Coal and Nuclear Wastes--Both Potential Contributors to Environmental and Health Problems
EMD-81-132: Published: Sep 21, 1981. Publicly Released: Sep 21, 1981.
- Full Report:
GAO was asked to compare the waste products from the coal and nuclear fuel cycles. The purpose of the report was to provide a perspective on both coal and nuclear wastes by presenting information on: (1) the amounts and types of wastes being generated at each step of the coal and nuclear fuel cycle, and (2) the environmental and health impact associated with these wastes.

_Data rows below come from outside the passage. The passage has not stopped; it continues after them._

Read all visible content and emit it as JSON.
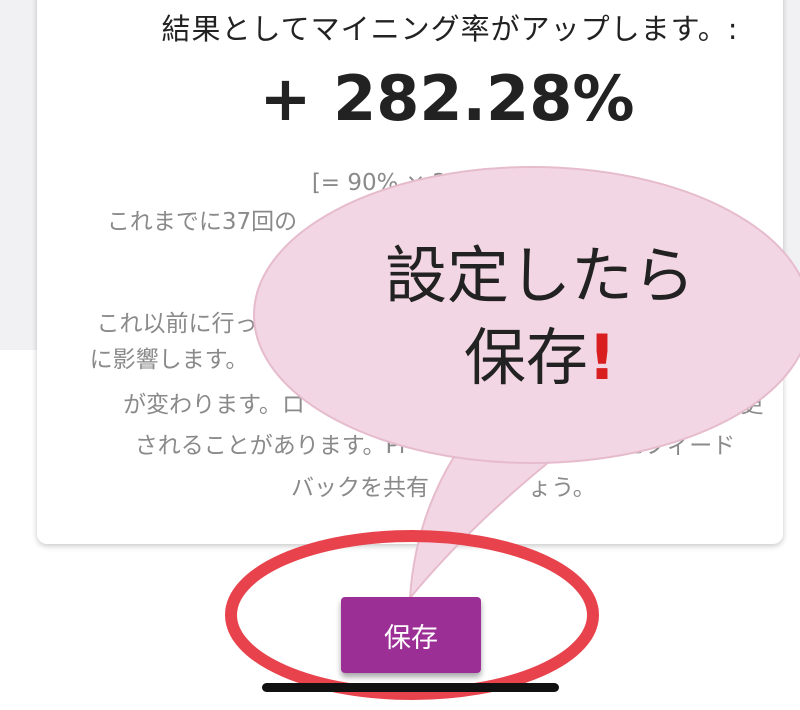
{
  "result": {
    "headline": "結果としてマイニング率がアップします。:",
    "rate": "+ 282.28%"
  },
  "details": {
    "formula": "[= 90% × 200%",
    "line2": "これまでに37回の",
    "line2_tail": "し",
    "line3": "これ以前に行っ",
    "line4": "に影響します。",
    "line5": "が変わります。ロ",
    "line5_tail": "更",
    "line6": "されることがあります。Pi",
    "line6_tail": "にフィード",
    "line7": "バックを共有",
    "line7_tail": "ょう。"
  },
  "annotation": {
    "line1": "設定したら",
    "line2": "保存",
    "mark": "!",
    "bubble_color": "#f3d6e3",
    "circle_color": "#e8434d"
  },
  "actions": {
    "save_label": "保存",
    "accent": "#9c2f96"
  }
}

GAO relied primarily on existing literature supplemented by interviews with officials of the appropriate federal agencies. Overall, the literature confirmed that wastes produced by both fuel cycles present a potential for significant environmental and health hazards. Since coal and nuclear wastes present different types of hazards and the information available on these wastes is not comparable, GAO did not believe that it was possible to determine if either waste type is more of a hazard than the other. Nonetheless, several comparisons of the waste amounts, potential hazards, and past environmental and health effects resulting from each respective fuel cycle can be made that provide a perspective on the individual hazards of each waste type. In short, GAO found that: (1) the coal fuel cycle produces significantly more wastes in volume than the nuclear fuel cycle; (2) coal wastes are continually released in the environment, but the resulting health effects are not fully understood; (3) nuclear wastes are significantly more toxic and radioactive than coal wastes and could pose more of a potential hazard to the environment and public health in the event of an accident; (4) nuclear wastes have been more tightly controlled and regulated than coal wastes and, therefore, have resulted in less environmental damage; and (5) most of the hazards from both coal and nuclear wastes can be lessened, or in some cases eliminated, if properly controlled and regulated.